Data about app and page elements
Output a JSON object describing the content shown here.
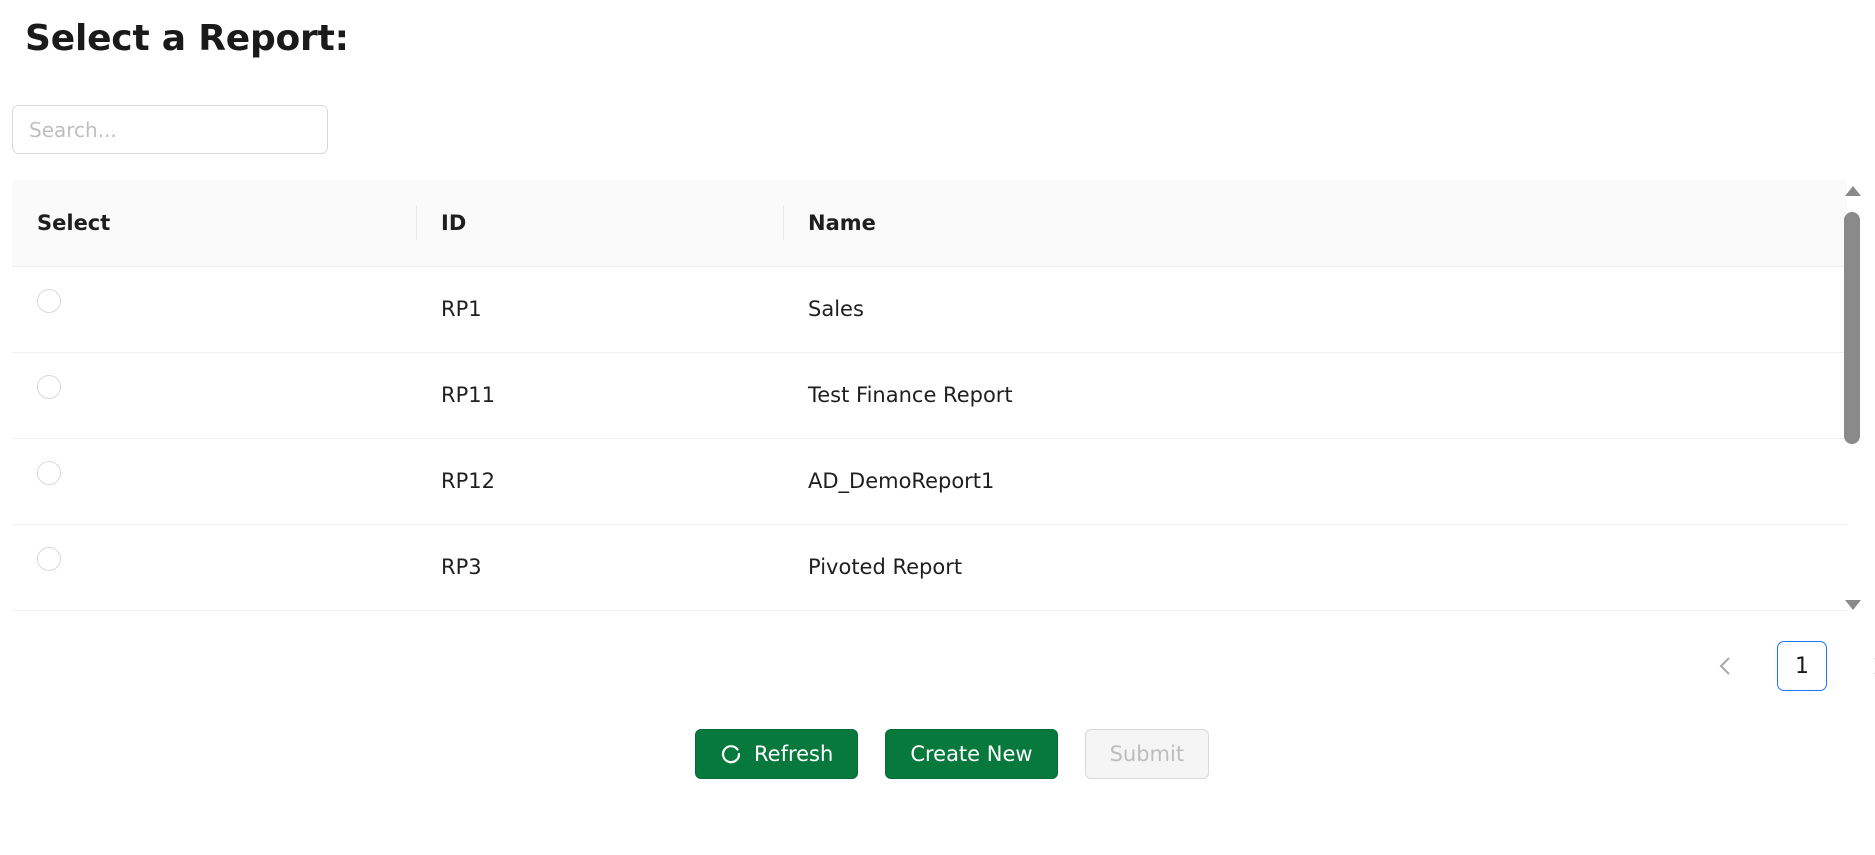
{
  "page": {
    "title": "Select a Report:"
  },
  "search": {
    "placeholder": "Search...",
    "value": ""
  },
  "table": {
    "columns": [
      "Select",
      "ID",
      "Name"
    ],
    "rows": [
      {
        "id": "RP1",
        "name": "Sales",
        "selected": false
      },
      {
        "id": "RP11",
        "name": "Test Finance Report",
        "selected": false
      },
      {
        "id": "RP12",
        "name": "AD_DemoReport1",
        "selected": false
      },
      {
        "id": "RP3",
        "name": "Pivoted Report",
        "selected": false
      }
    ]
  },
  "pagination": {
    "prev_icon": "chevron-left-icon",
    "current_page": "1",
    "next_icon": "chevron-right-icon"
  },
  "actions": {
    "refresh_label": "Refresh",
    "refresh_icon": "refresh-icon",
    "create_label": "Create New",
    "submit_label": "Submit",
    "submit_disabled": true
  },
  "colors": {
    "primary": "#07793d",
    "pagination_active_border": "#1677ff"
  }
}
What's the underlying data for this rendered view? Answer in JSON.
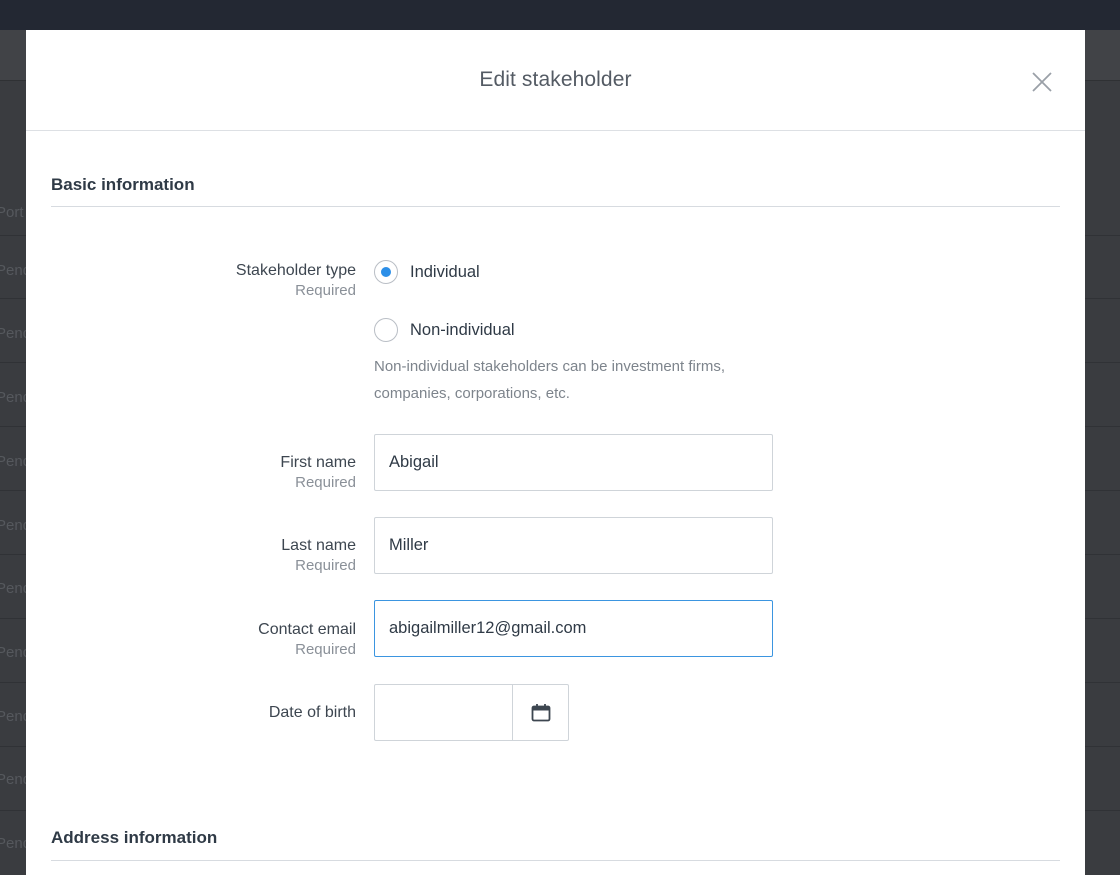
{
  "modal": {
    "title": "Edit stakeholder",
    "close_icon": "close-icon"
  },
  "background": {
    "rows": [
      "Port",
      "Pend",
      "Pend",
      "Pend",
      "Pend",
      "Pend",
      "Pend",
      "Pend",
      "Pend",
      "Pend",
      "Pend"
    ]
  },
  "basic_info": {
    "title": "Basic information",
    "stakeholder_type": {
      "label": "Stakeholder type",
      "required": "Required",
      "options": [
        "Individual",
        "Non-individual"
      ],
      "selected": "Individual",
      "help": "Non-individual stakeholders can be investment firms, companies, corporations, etc."
    },
    "first_name": {
      "label": "First name",
      "required": "Required",
      "value": "Abigail"
    },
    "last_name": {
      "label": "Last name",
      "required": "Required",
      "value": "Miller"
    },
    "contact_email": {
      "label": "Contact email",
      "required": "Required",
      "value": "abigailmiller12@gmail.com"
    },
    "date_of_birth": {
      "label": "Date of birth",
      "value": "",
      "icon": "calendar-icon"
    }
  },
  "address_info": {
    "title": "Address information"
  },
  "colors": {
    "accent": "#2c8fe8",
    "focus_border": "#3b95e0",
    "backdrop": "#3a3c40"
  }
}
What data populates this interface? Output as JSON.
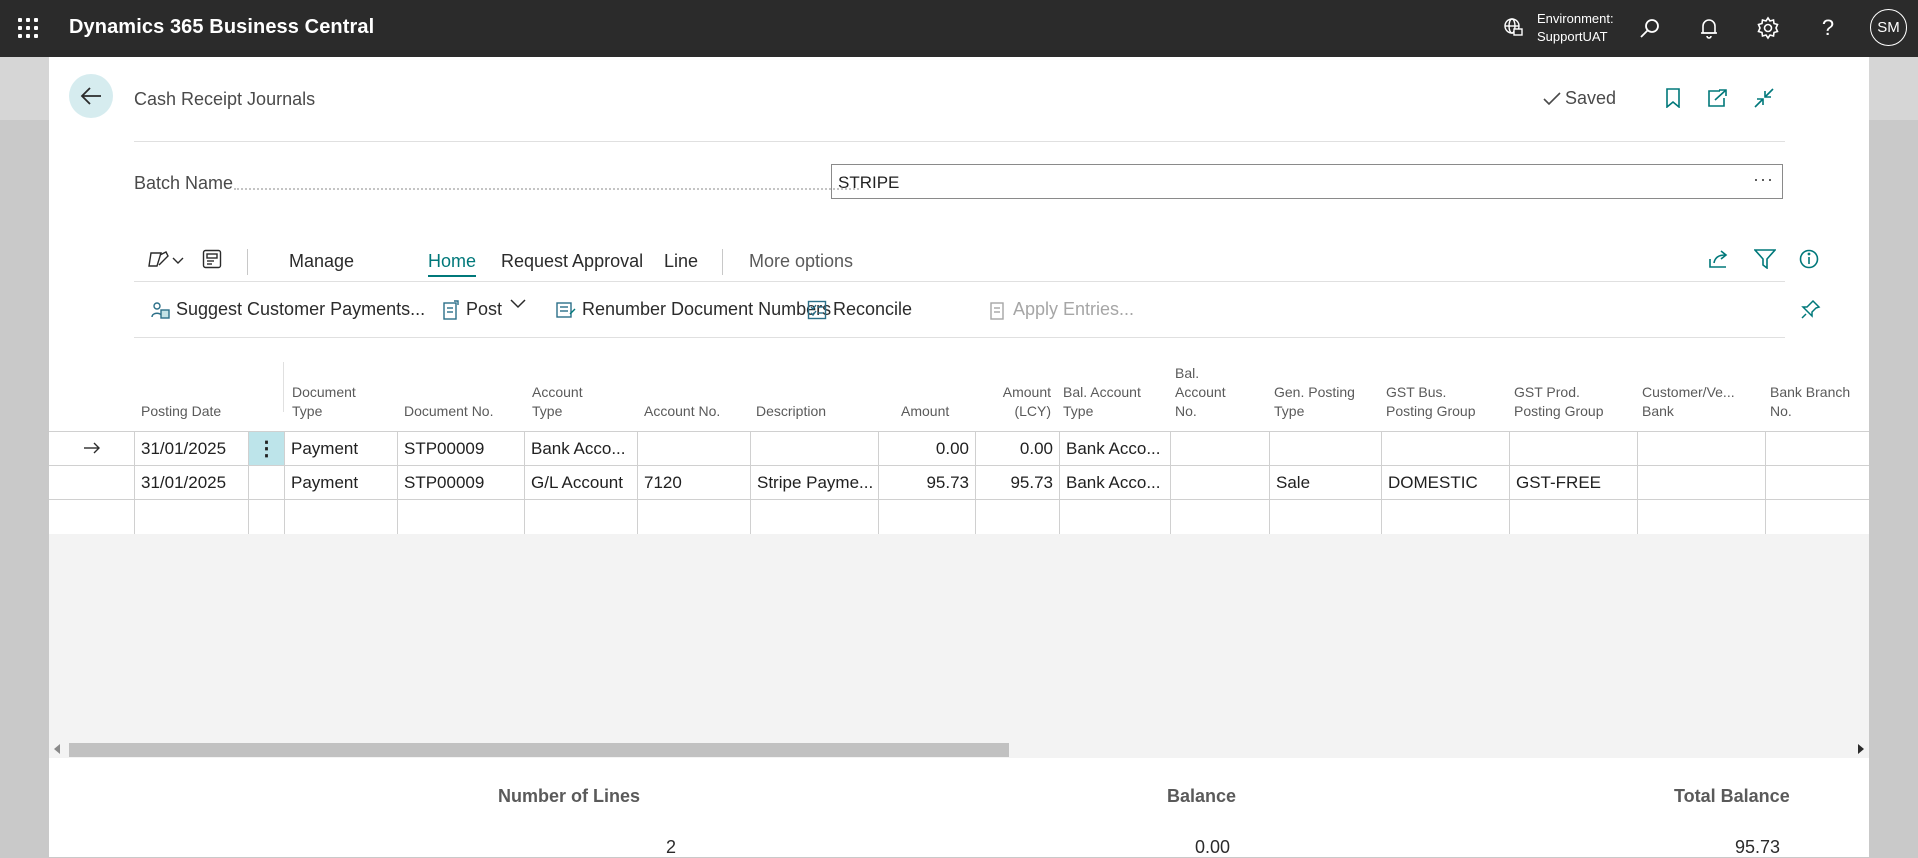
{
  "topbar": {
    "app_title": "Dynamics 365 Business Central",
    "env_label": "Environment:",
    "env_name": "SupportUAT",
    "avatar": "SM",
    "help": "?"
  },
  "page": {
    "title": "Cash Receipt Journals",
    "saved": "Saved",
    "batch_label": "Batch Name",
    "batch_value": "STRIPE"
  },
  "actions": {
    "tabs": [
      "Manage",
      "Home",
      "Request Approval",
      "Line"
    ],
    "more": "More options",
    "row2": [
      "Suggest Customer Payments...",
      "Post",
      "Renumber Document Numbers",
      "Reconcile",
      "Apply Entries..."
    ]
  },
  "grid": {
    "headers": {
      "posting_date": "Posting Date",
      "doc_type_1": "Document",
      "doc_type_2": "Type",
      "doc_no": "Document No.",
      "acc_type_1": "Account",
      "acc_type_2": "Type",
      "acc_no": "Account No.",
      "desc": "Description",
      "amount": "Amount",
      "amount_lcy_1": "Amount",
      "amount_lcy_2": "(LCY)",
      "bal_type_1": "Bal. Account",
      "bal_type_2": "Type",
      "bal_no_1": "Bal.",
      "bal_no_2": "Account",
      "bal_no_3": "No.",
      "gen_post_1": "Gen. Posting",
      "gen_post_2": "Type",
      "gst_bus_1": "GST Bus.",
      "gst_bus_2": "Posting Group",
      "gst_prod_1": "GST Prod.",
      "gst_prod_2": "Posting Group",
      "cust_bank_1": "Customer/Ve...",
      "cust_bank_2": "Bank",
      "bank_branch_1": "Bank Branch",
      "bank_branch_2": "No."
    },
    "rows": [
      {
        "date": "31/01/2025",
        "doc_type": "Payment",
        "doc_no": "STP00009",
        "acc_type": "Bank Acco...",
        "acc_no": "",
        "desc": "",
        "amount": "0.00",
        "amount_lcy": "0.00",
        "bal_type": "Bank Acco...",
        "bal_no": "",
        "gen_post": "",
        "gst_bus": "",
        "gst_prod": ""
      },
      {
        "date": "31/01/2025",
        "doc_type": "Payment",
        "doc_no": "STP00009",
        "acc_type": "G/L Account",
        "acc_no": "7120",
        "desc": "Stripe Payme...",
        "amount": "95.73",
        "amount_lcy": "95.73",
        "bal_type": "Bank Acco...",
        "bal_no": "",
        "gen_post": "Sale",
        "gst_bus": "DOMESTIC",
        "gst_prod": "GST-FREE"
      }
    ]
  },
  "footer": {
    "lines_label": "Number of Lines",
    "lines_value": "2",
    "balance_label": "Balance",
    "balance_value": "0.00",
    "total_label": "Total Balance",
    "total_value": "95.73"
  },
  "colors": {
    "accent": "#00787a",
    "topbar": "#2b2b2b"
  }
}
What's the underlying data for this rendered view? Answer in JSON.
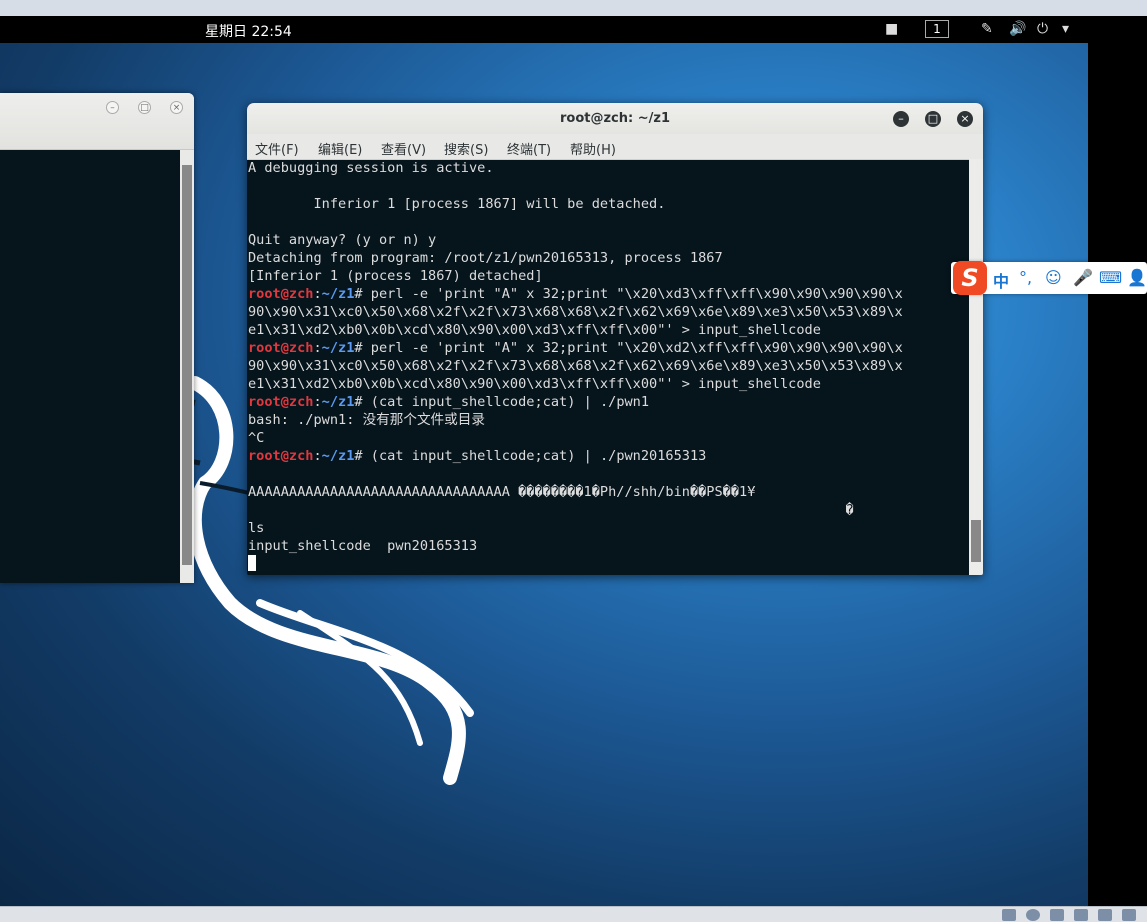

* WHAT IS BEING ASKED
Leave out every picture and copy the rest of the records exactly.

* EXPECTED OUTPUT
Output a JSON object describing the content shown here.
{
  "page": {
    "title": "Select a Report:"
  },
  "search": {
    "placeholder": "Search...",
    "value": ""
  },
  "table": {
    "columns": [
      "Select",
      "ID",
      "Name"
    ],
    "rows": [
      {
        "id": "RP1",
        "name": "Sales",
        "selected": false
      },
      {
        "id": "RP11",
        "name": "Test Finance Report",
        "selected": false
      },
      {
        "id": "RP12",
        "name": "AD_DemoReport1",
        "selected": false
      },
      {
        "id": "RP3",
        "name": "Pivoted Report",
        "selected": false
      }
    ]
  },
  "pagination": {
    "prev_icon": "chevron-left-icon",
    "current_page": "1",
    "next_icon": "chevron-right-icon"
  },
  "actions": {
    "refresh_label": "Refresh",
    "refresh_icon": "refresh-icon",
    "create_label": "Create New",
    "submit_label": "Submit",
    "submit_disabled": true
  },
  "colors": {
    "primary": "#07793d",
    "pagination_active_border": "#1677ff"
  }
}
What's the underlying data for this rendered view? Answer in JSON.
{
  "modal": {
    "title": "Edit stakeholder",
    "close_icon": "close-icon"
  },
  "background": {
    "rows": [
      "Port",
      "Pend",
      "Pend",
      "Pend",
      "Pend",
      "Pend",
      "Pend",
      "Pend",
      "Pend",
      "Pend",
      "Pend"
    ]
  },
  "basic_info": {
    "title": "Basic information",
    "stakeholder_type": {
      "label": "Stakeholder type",
      "required": "Required",
      "options": [
        "Individual",
        "Non-individual"
      ],
      "selected": "Individual",
      "help": "Non-individual stakeholders can be investment firms, companies, corporations, etc."
    },
    "first_name": {
      "label": "First name",
      "required": "Required",
      "value": "Abigail"
    },
    "last_name": {
      "label": "Last name",
      "required": "Required",
      "value": "Miller"
    },
    "contact_email": {
      "label": "Contact email",
      "required": "Required",
      "value": "abigailmiller12@gmail.com"
    },
    "date_of_birth": {
      "label": "Date of birth",
      "value": "",
      "icon": "calendar-icon"
    }
  },
  "address_info": {
    "title": "Address information"
  },
  "colors": {
    "accent": "#2c8fe8",
    "focus_border": "#3b95e0",
    "backdrop": "#3a3c40"
  }
}
What data populates this interface? Output as JSON.
{
  "topbar": {
    "app_title": "Dynamics 365 Business Central",
    "env_label": "Environment:",
    "env_name": "SupportUAT",
    "avatar": "SM",
    "help": "?"
  },
  "page": {
    "title": "Cash Receipt Journals",
    "saved": "Saved",
    "batch_label": "Batch Name",
    "batch_value": "STRIPE"
  },
  "actions": {
    "tabs": [
      "Manage",
      "Home",
      "Request Approval",
      "Line"
    ],
    "more": "More options",
    "row2": [
      "Suggest Customer Payments...",
      "Post",
      "Renumber Document Numbers",
      "Reconcile",
      "Apply Entries..."
    ]
  },
  "grid": {
    "headers": {
      "posting_date": "Posting Date",
      "doc_type_1": "Document",
      "doc_type_2": "Type",
      "doc_no": "Document No.",
      "acc_type_1": "Account",
      "acc_type_2": "Type",
      "acc_no": "Account No.",
      "desc": "Description",
      "amount": "Amount",
      "amount_lcy_1": "Amount",
      "amount_lcy_2": "(LCY)",
      "bal_type_1": "Bal. Account",
      "bal_type_2": "Type",
      "bal_no_1": "Bal.",
      "bal_no_2": "Account",
      "bal_no_3": "No.",
      "gen_post_1": "Gen. Posting",
      "gen_post_2": "Type",
      "gst_bus_1": "GST Bus.",
      "gst_bus_2": "Posting Group",
      "gst_prod_1": "GST Prod.",
      "gst_prod_2": "Posting Group",
      "cust_bank_1": "Customer/Ve...",
      "cust_bank_2": "Bank",
      "bank_branch_1": "Bank Branch",
      "bank_branch_2": "No."
    },
    "rows": [
      {
        "date": "31/01/2025",
        "doc_type": "Payment",
        "doc_no": "STP00009",
        "acc_type": "Bank Acco...",
        "acc_no": "",
        "desc": "",
        "amount": "0.00",
        "amount_lcy": "0.00",
        "bal_type": "Bank Acco...",
        "bal_no": "",
        "gen_post": "",
        "gst_bus": "",
        "gst_prod": ""
      },
      {
        "date": "31/01/2025",
        "doc_type": "Payment",
        "doc_no": "STP00009",
        "acc_type": "G/L Account",
        "acc_no": "7120",
        "desc": "Stripe Payme...",
        "amount": "95.73",
        "amount_lcy": "95.73",
        "bal_type": "Bank Acco...",
        "bal_no": "",
        "gen_post": "Sale",
        "gst_bus": "DOMESTIC",
        "gst_prod": "GST-FREE"
      }
    ]
  },
  "footer": {
    "lines_label": "Number of Lines",
    "lines_value": "2",
    "balance_label": "Balance",
    "balance_value": "0.00",
    "total_label": "Total Balance",
    "total_value": "95.73"
  },
  "colors": {
    "accent": "#00787a",
    "topbar": "#2b2b2b"
  }
}
What's the underlying data for this rendered view? Answer in JSON.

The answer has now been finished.